Inflation keeps driving up the cost of living for Canadians, but Tuesday’s number shows that it may have peaked.— Bank of Canada (@bankofcanada) August 18, 2022
Read this #OpEd by Governor Macklem about the actions we’re taking to control #inflation.https://t.co/NzoeCQg2nO #cdnecon @nationalpost
Omran says the declines we have seen so far "have been mostly driven by worsening economic conditions, such as loss of purchasing power, fall in stock markets, and rising costs of inputs, with higher mortgage rates increasingly playing a bigger role."
And while Canadians raised their net worth to record high levels during the pandemic, said Omran, "they have also increased their liabilities, encouraged by record low rates and 'cheap' debt."
Also, the Greater Toronto Area new homes market broke a record in July registering the single-lowest number of single-family home sales in the over two decades. This further indicates rapidly diminishing demand from buyers.

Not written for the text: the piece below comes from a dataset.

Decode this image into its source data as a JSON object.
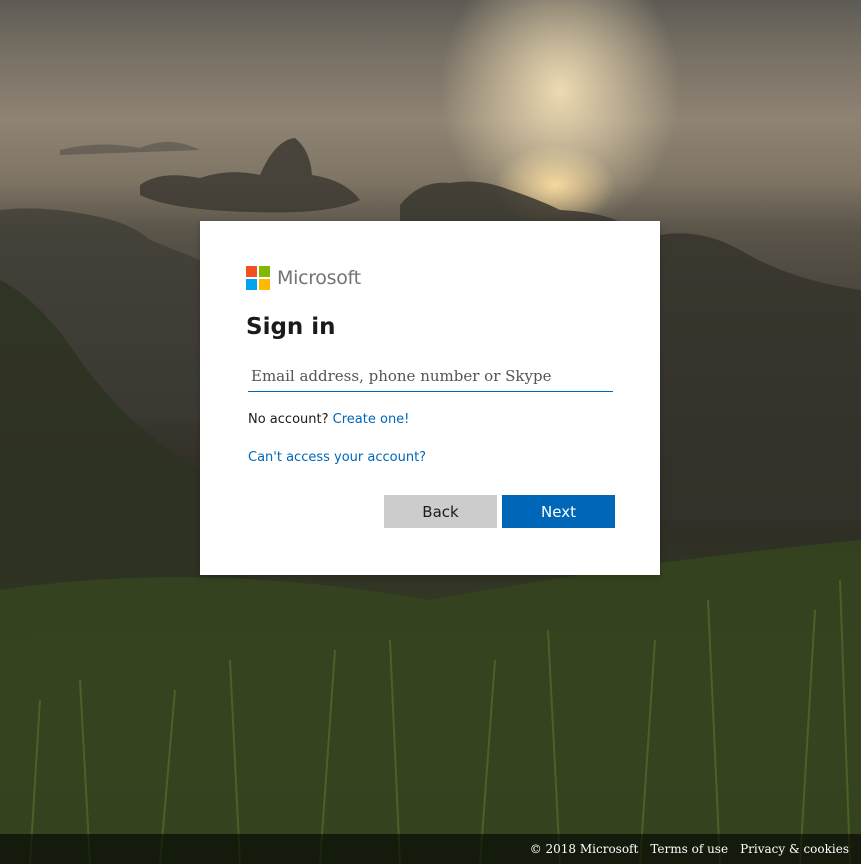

The Building Industry and Land Development Association (BILD) July market report revealed that only 97 single-family homes sold during the month.
Toronto, Vancouver affect the national average price
According to CREA, new listings in July were 73,436. That's down six percent from July 2021 and down five percent from June of this year.
Nationally, the average sales price was $629,971. That's down five percent from $662,924 in July 2021 and on a seasonally adjusted basis, amounted to $650,760, which is a three percent drop from June, according to CREA's report.
Southwestern Ontario has been hit hard
Omran said that of the 31 cities tracked by Scotiabank, eight, all of which in Ontario except for Victoria, are now buyers' as opposed to sellers' markets, with the rest in the balanced market territory. Toronto is now considered a buyers' market.
BMO's Kavcic said, “Southwestern Ontario is feeling it hardest, with markets like Kitchener-Waterloo and London down roughly 15 percent from their high already."
Omran called the recalibration in the housing market "a welcome development and an intended policy consequence of higher rates."
Market current is still playing out
"The supply-demand conditions have been easing in many parts of the country, with the national market now in balanced territory."
"The rate hikes were meant to remove some of the exuberance from the market, which they are doing—admittedly, however, they are doing so at a much faster pace than previously anticipated, particularly as they coincide with a changing and uncertain macroeconomic environment and a worsening consumer sentiment."
Evidently, the housing market is currently reacting to a slew of factors—which seems alarming given the speed of the slowdown, but as the above factors play out, we can expect the housing market to settle into a more comfortable pace of adjustment.
60% of Canadian millennials who do not own their own home believe they one day will... but more than half say they would need to relocate. Read our latest blog post for more insights from the Royal LePage Millennial Demographic Survey. https://t.co/3GLIXyGiZe pic.twitter.com/59orzlVs2s— Royal LePage Canada (@Royal_LePage) August 24, 2022
The RBC economists Hogue and Freestone say that the current market correction has yet to play out fully, but “it’s unlikely to morph into the type of prolonged spiral observed in the U.S. during the 2008 financial crisis."
Phil Soper, CEO and president of Royal LePage, told The Star that he expects to see an upturn in the housing market in the spring of 2023, as people come to grips with the new interest rate levels. The market will recover soon, Soper said, because there is still pent-up demand from early in the pandemic.
Choosing the right city for settlement is key to home ownership
Royal LePage also released a new survey that showed almost two thirds of Canadian millennials who don’t already own a home are confident they will one day, but 52 per cent say they would have to relocate to do so.
So, for newcomers to Canada, the majority of whom are millennials, choosing the right city to settle in become even more important.